He's so damn big and strong that he can just absorb contact when guys get their hands on him first. Where Slauson does run into trouble in the run game is that his feet don't always move when he's "in the phone booth." Slauson will be in engaged, or look to engage a defender, and said defender was able to get around him because his feet get stuck in quicksand.

Working in space

This doesn't mean Slauson has poor footwork because that couldn't be further from the truth. He isn't a great athlete, and it doesn't take long to figure that out. Where Slauson excels at is understanding angles and getting out of the gate fast. Some players are uber-athletic but because they are in their stance too long they can't get to their spots. Whether it's pulling or working to the 2nd level.
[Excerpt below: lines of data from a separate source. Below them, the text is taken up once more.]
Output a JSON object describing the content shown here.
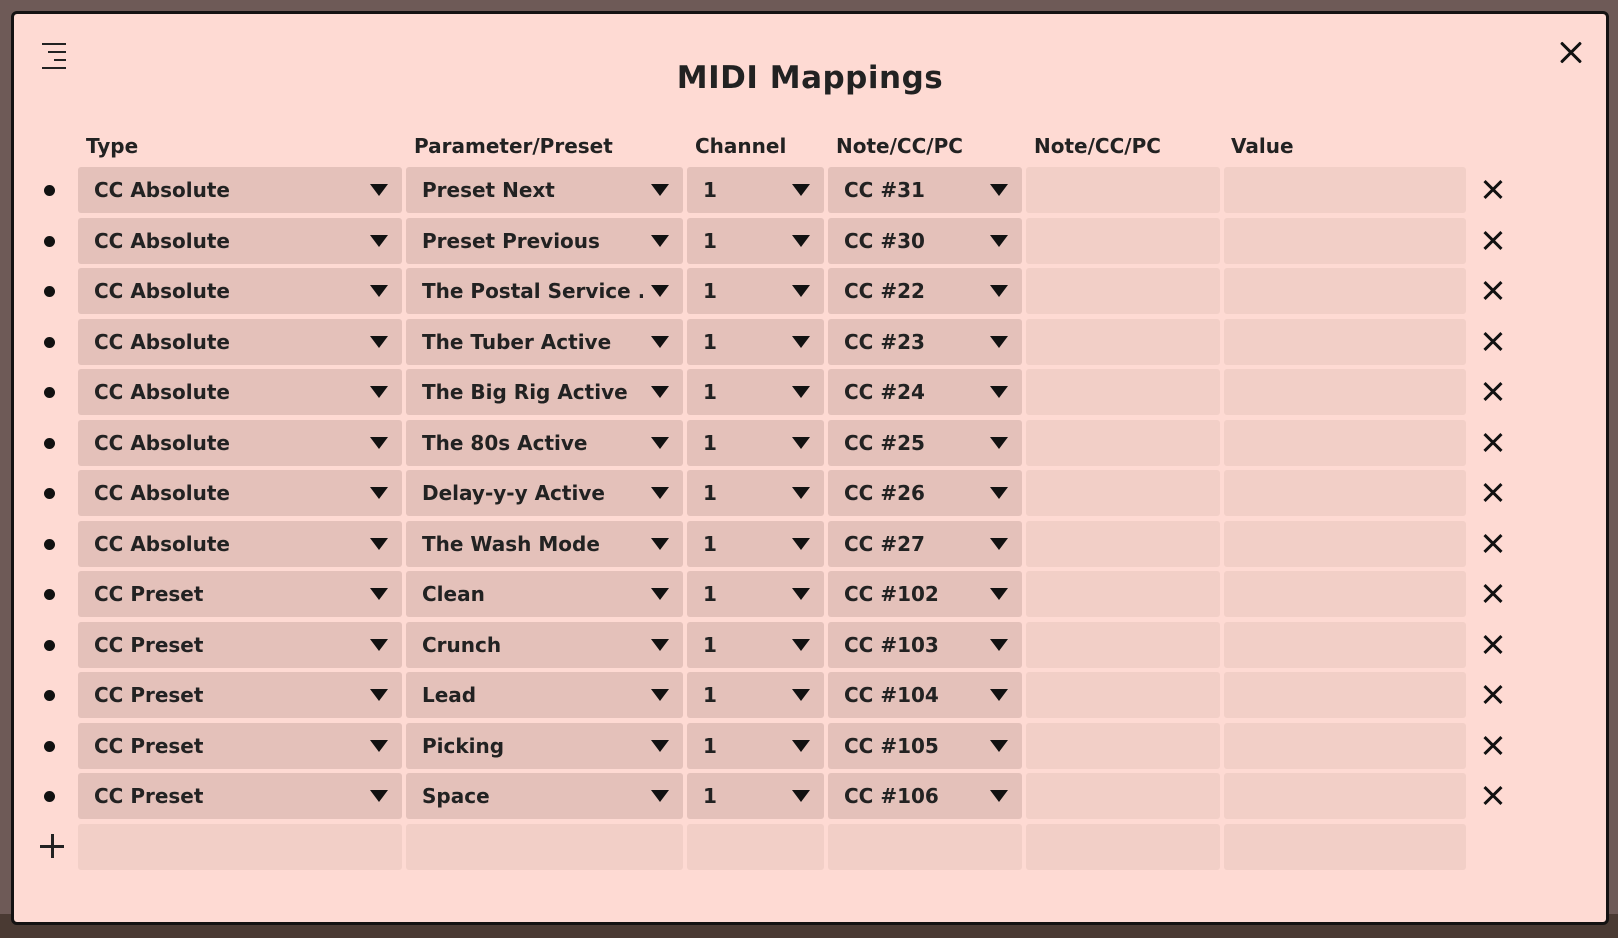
{
  "dialog": {
    "title": "MIDI Mappings"
  },
  "columns": [
    "Type",
    "Parameter/Preset",
    "Channel",
    "Note/CC/PC",
    "Note/CC/PC",
    "Value"
  ],
  "rows": [
    {
      "type": "CC Absolute",
      "param": "Preset Next",
      "channel": "1",
      "cc": "CC #31"
    },
    {
      "type": "CC Absolute",
      "param": "Preset Previous",
      "channel": "1",
      "cc": "CC #30"
    },
    {
      "type": "CC Absolute",
      "param": "The Postal Service ...",
      "channel": "1",
      "cc": "CC #22"
    },
    {
      "type": "CC Absolute",
      "param": "The Tuber Active",
      "channel": "1",
      "cc": "CC #23"
    },
    {
      "type": "CC Absolute",
      "param": "The Big Rig Active",
      "channel": "1",
      "cc": "CC #24"
    },
    {
      "type": "CC Absolute",
      "param": "The 80s Active",
      "channel": "1",
      "cc": "CC #25"
    },
    {
      "type": "CC Absolute",
      "param": "Delay-y-y Active",
      "channel": "1",
      "cc": "CC #26"
    },
    {
      "type": "CC Absolute",
      "param": "The Wash Mode",
      "channel": "1",
      "cc": "CC #27"
    },
    {
      "type": "CC Preset",
      "param": "Clean",
      "channel": "1",
      "cc": "CC #102"
    },
    {
      "type": "CC Preset",
      "param": "Crunch",
      "channel": "1",
      "cc": "CC #103"
    },
    {
      "type": "CC Preset",
      "param": "Lead",
      "channel": "1",
      "cc": "CC #104"
    },
    {
      "type": "CC Preset",
      "param": "Picking",
      "channel": "1",
      "cc": "CC #105"
    },
    {
      "type": "CC Preset",
      "param": "Space",
      "channel": "1",
      "cc": "CC #106"
    }
  ],
  "icons": {
    "menu": "menu-icon",
    "close": "close-icon",
    "delete": "delete-row-icon",
    "add": "add-row-icon",
    "dropdown": "chevron-down-icon",
    "bullet": "row-bullet-icon"
  }
}
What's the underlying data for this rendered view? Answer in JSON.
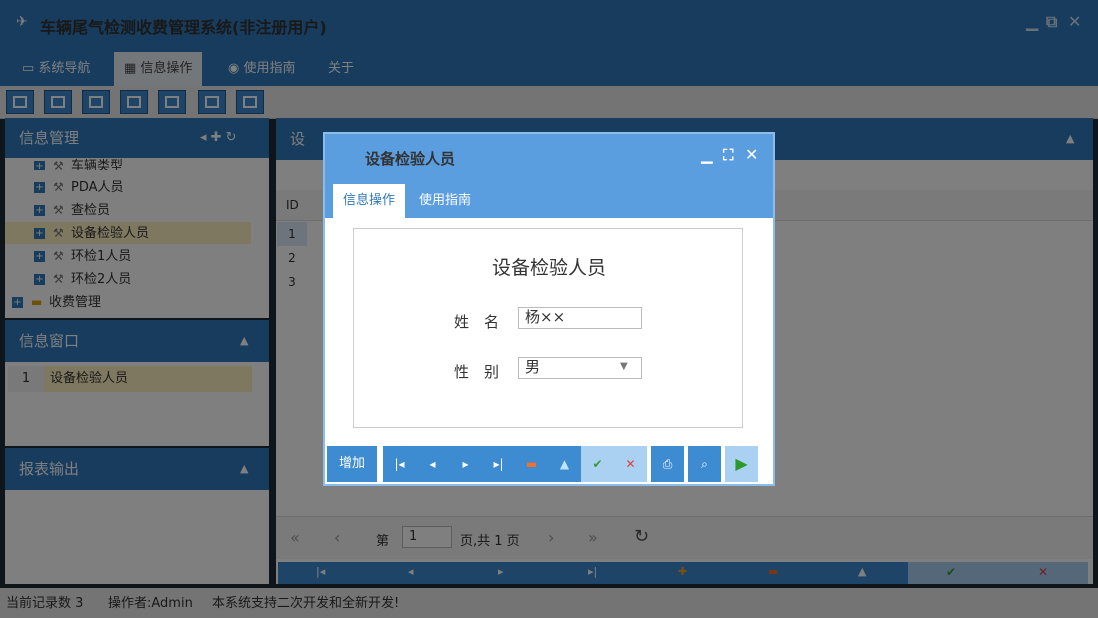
{
  "app": {
    "title": "车辆尾气检测收费管理系统(非注册用户)"
  },
  "menu": {
    "tabs": [
      {
        "label": "系统导航"
      },
      {
        "label": "信息操作"
      },
      {
        "label": "使用指南"
      },
      {
        "label": "关于"
      }
    ]
  },
  "left": {
    "info_manage": {
      "title": "信息管理",
      "items": [
        {
          "label": "车辆类型"
        },
        {
          "label": "PDA人员"
        },
        {
          "label": "查检员"
        },
        {
          "label": "设备检验人员"
        },
        {
          "label": "环检1人员"
        },
        {
          "label": "环检2人员"
        }
      ],
      "folder": "收费管理"
    },
    "info_window": {
      "title": "信息窗口",
      "row_index": "1",
      "row_label": "设备检验人员"
    },
    "report": {
      "title": "报表输出"
    }
  },
  "main": {
    "title": "设",
    "grid": {
      "id_header": "ID",
      "rows": [
        "1",
        "2",
        "3"
      ]
    },
    "pager": {
      "page_prefix": "第",
      "page_value": "1",
      "page_suffix": "页,共 1 页"
    }
  },
  "status": {
    "record_count": "当前记录数 3",
    "operator": "操作者:Admin",
    "message": "本系统支持二次开发和全新开发!"
  },
  "dialog": {
    "title": "设备检验人员",
    "tabs": [
      {
        "label": "信息操作"
      },
      {
        "label": "使用指南"
      }
    ],
    "form": {
      "heading": "设备检验人员",
      "name_label": "姓　名",
      "name_value": "杨××",
      "gender_label": "性　别",
      "gender_value": "男"
    },
    "buttons": {
      "add": "增加"
    }
  },
  "colors": {
    "primary": "#2f79bd",
    "dialog_header": "#5b9ee0",
    "button_blue": "#3d8bd1",
    "button_light": "#aad0f2"
  }
}
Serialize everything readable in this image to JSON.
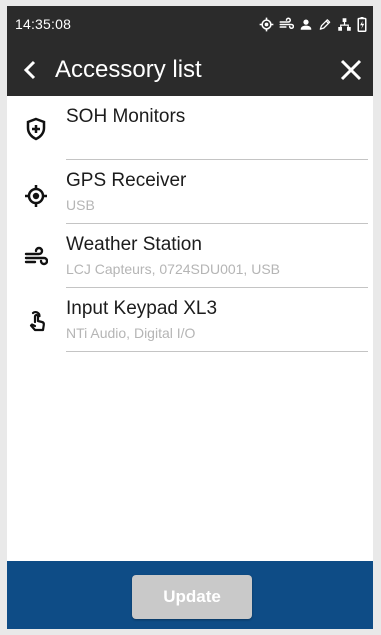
{
  "status_bar": {
    "time": "14:35:08",
    "icons": [
      "gps-fix-icon",
      "wind-icon",
      "person-icon",
      "pen-icon",
      "network-icon",
      "battery-charging-icon"
    ]
  },
  "app_bar": {
    "title": "Accessory list",
    "back_icon": "chevron-left-icon",
    "close_icon": "close-icon"
  },
  "accessories": [
    {
      "icon": "shield-plus-icon",
      "title": "SOH Monitors",
      "subtitle": ""
    },
    {
      "icon": "gps-target-icon",
      "title": "GPS Receiver",
      "subtitle": "USB"
    },
    {
      "icon": "wind-icon",
      "title": "Weather Station",
      "subtitle": "LCJ Capteurs, 0724SDU001, USB"
    },
    {
      "icon": "touch-hand-icon",
      "title": "Input Keypad XL3",
      "subtitle": "NTi Audio, Digital I/O"
    }
  ],
  "footer": {
    "update_label": "Update"
  },
  "colors": {
    "bar_background": "#2b2b2b",
    "footer_background": "#0e4c86",
    "button_disabled": "#c9c9c9",
    "subtitle_text": "#b5b5b5"
  }
}
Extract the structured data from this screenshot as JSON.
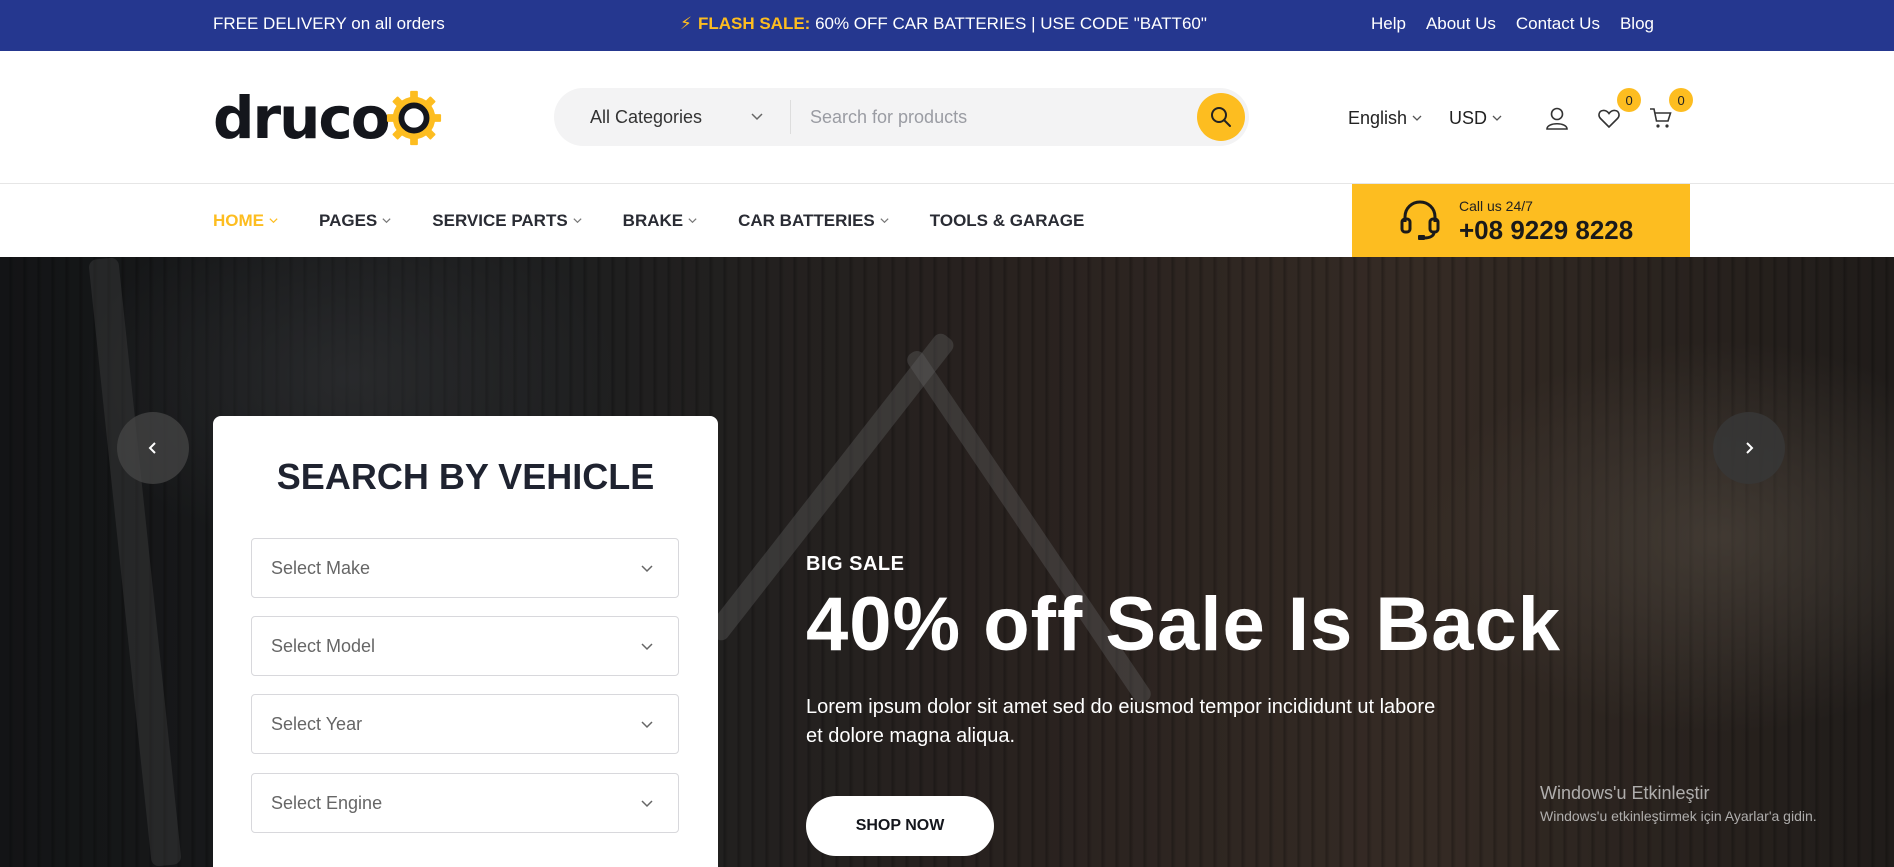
{
  "topbar": {
    "delivery": "FREE DELIVERY on all orders",
    "flash_label": "FLASH SALE:",
    "flash_text": "60% OFF CAR BATTERIES | USE CODE \"BATT60\"",
    "links": [
      "Help",
      "About Us",
      "Contact Us",
      "Blog"
    ],
    "bg_color": "#25378f",
    "accent_color": "#fdbd20"
  },
  "header": {
    "logo": "druco",
    "search": {
      "category": "All Categories",
      "placeholder": "Search for products"
    },
    "language": "English",
    "currency": "USD",
    "wishlist_count": "0",
    "cart_count": "0"
  },
  "nav": {
    "items": [
      "HOME",
      "PAGES",
      "SERVICE PARTS",
      "BRAKE",
      "CAR BATTERIES",
      "TOOLS & GARAGE"
    ],
    "call_label": "Call us 24/7",
    "call_phone": "+08 9229 8228"
  },
  "vehicle_search": {
    "title": "SEARCH BY VEHICLE",
    "selects": [
      "Select Make",
      "Select Model",
      "Select Year",
      "Select Engine"
    ]
  },
  "hero": {
    "kicker": "BIG SALE",
    "headline": "40% off Sale Is Back",
    "body": "Lorem ipsum dolor sit amet sed do eiusmod tempor incididunt ut labore et dolore magna aliqua.",
    "cta": "SHOP NOW"
  },
  "watermark": {
    "line1": "Windows'u Etkinleştir",
    "line2": "Windows'u etkinleştirmek için Ayarlar'a gidin."
  }
}
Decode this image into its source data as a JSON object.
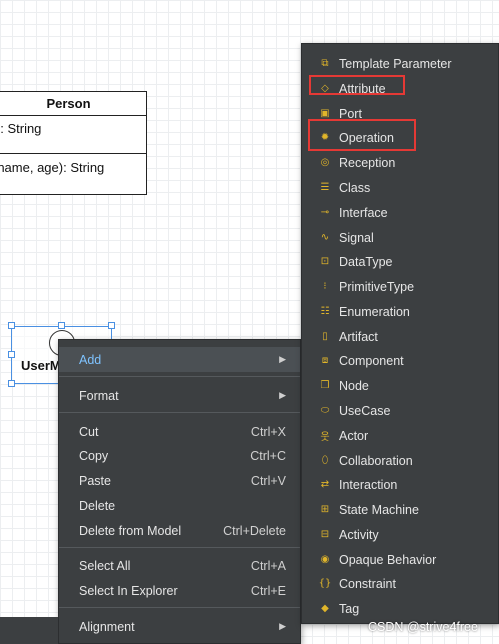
{
  "diagram": {
    "class_box": {
      "title": "Person",
      "attribute": "e: String",
      "operation": "(name, age): String"
    },
    "selected_element": {
      "label": "UserM"
    }
  },
  "context_menu": {
    "items": [
      {
        "label": "Add",
        "shortcut": "",
        "submenu": true
      },
      {
        "label": "Format",
        "shortcut": "",
        "submenu": true
      },
      {
        "label": "Cut",
        "shortcut": "Ctrl+X"
      },
      {
        "label": "Copy",
        "shortcut": "Ctrl+C"
      },
      {
        "label": "Paste",
        "shortcut": "Ctrl+V"
      },
      {
        "label": "Delete",
        "shortcut": ""
      },
      {
        "label": "Delete from Model",
        "shortcut": "Ctrl+Delete"
      },
      {
        "label": "Select All",
        "shortcut": "Ctrl+A"
      },
      {
        "label": "Select In Explorer",
        "shortcut": "Ctrl+E"
      },
      {
        "label": "Alignment",
        "shortcut": "",
        "submenu": true
      }
    ]
  },
  "add_submenu": {
    "items": [
      {
        "label": "Template Parameter",
        "icon": "template-parameter-icon"
      },
      {
        "label": "Attribute",
        "icon": "attribute-icon"
      },
      {
        "label": "Port",
        "icon": "port-icon"
      },
      {
        "label": "Operation",
        "icon": "operation-icon"
      },
      {
        "label": "Reception",
        "icon": "reception-icon"
      },
      {
        "label": "Class",
        "icon": "class-icon"
      },
      {
        "label": "Interface",
        "icon": "interface-icon"
      },
      {
        "label": "Signal",
        "icon": "signal-icon"
      },
      {
        "label": "DataType",
        "icon": "datatype-icon"
      },
      {
        "label": "PrimitiveType",
        "icon": "primitivetype-icon"
      },
      {
        "label": "Enumeration",
        "icon": "enumeration-icon"
      },
      {
        "label": "Artifact",
        "icon": "artifact-icon"
      },
      {
        "label": "Component",
        "icon": "component-icon"
      },
      {
        "label": "Node",
        "icon": "node-icon"
      },
      {
        "label": "UseCase",
        "icon": "usecase-icon"
      },
      {
        "label": "Actor",
        "icon": "actor-icon"
      },
      {
        "label": "Collaboration",
        "icon": "collaboration-icon"
      },
      {
        "label": "Interaction",
        "icon": "interaction-icon"
      },
      {
        "label": "State Machine",
        "icon": "state-machine-icon"
      },
      {
        "label": "Activity",
        "icon": "activity-icon"
      },
      {
        "label": "Opaque Behavior",
        "icon": "opaque-behavior-icon"
      },
      {
        "label": "Constraint",
        "icon": "constraint-icon"
      },
      {
        "label": "Tag",
        "icon": "tag-icon"
      }
    ]
  },
  "watermark": "CSDN @strive4free",
  "colors": {
    "menu_bg": "#3c3f41",
    "active_text": "#7fc3ff",
    "icon_color": "#e0b52a",
    "highlight_box": "#e53935"
  }
}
Quick feet and his ability to open his hips allow Slauson to get his to where he needs to be.

Slauson isn't graceful, and it doesn't always look pretty, but he does his job and keeps himself in between the ball-carrier and the defender. That's what matters when the play is over. Against the Rams, he helped spring a 79-yard touchdown run. Watch him rumble out in space, break down, and cut the safety.

That's impressive. That's what Melvin Gordon needs. Something like that to help spring him.

Because his feet to get stuck in quicksand and he gets off balance every now and then and whiffs at the second level, the run game isn't Slauson's strong suit. That's not to say he's a slouch; he just has areas I mentioned that he can work on. On a scale of 10, I'd say Slauson is about a 7. Which is more than competent and quite the upgrade from the Notre Dame duo the Chargers fielded a year ago.

Pass Pro

The reason the run game isn't his strong suit is because he is a dog in the passing game. The object is to keep Philip Rivers upright then there's not a better option than their 3rd round pick and Slauson. In the 5 games Slauson gave up 1 sack and that was against some scrub named Aaron Donald. Handling stunts. Check. Finding work when you're uncovered. Check. Keeping defenders at bay 1-on-1. Check. I've mentioned how strong he is and that's apparent when defenders try to bullrush him. What I do like is that Slauson is aggressive in pass protection and looks to make the first contact.

You can tell that this isn't Slauson's first rodeo. He's not easily fooled by counter moves. He's patient, and he trusts his strength if he is to lose on an initial move. Under control is something you notice when watching Slauson. He's calm and just isn't going to overreact. The sack he gave up against Donald he won initially, but Donald countered with his hands and redirected the opposite way. He basically just beat him to his spot. Quicker defenders can get the better of Slauson. Here's a look at him against the Raiders.

I'd give Slauson an 8.5/10 in pass protection. I love his awareness when he's uncovered. That was another big issue with the center position a year ago.

What to expect

The Chargers did a great job of upgrading the center position with a reliable veteran. Slauson is country strong and compliments the rest of the offensive line well. Though not a great athlete he has the ability to make plays in space last years centers could not. An easy upgrade that if nothing else gives you great depth and is a stopgap center for when Max Tuerk is ready to take over. Watching 5 games on him I'm much more comfortable with the signing and can finally breathe a sigh of relief knowing Rivers will have a pocket to step up into. This whole "sign/draft" good players strategy is a nice change and something I could definitely get used to.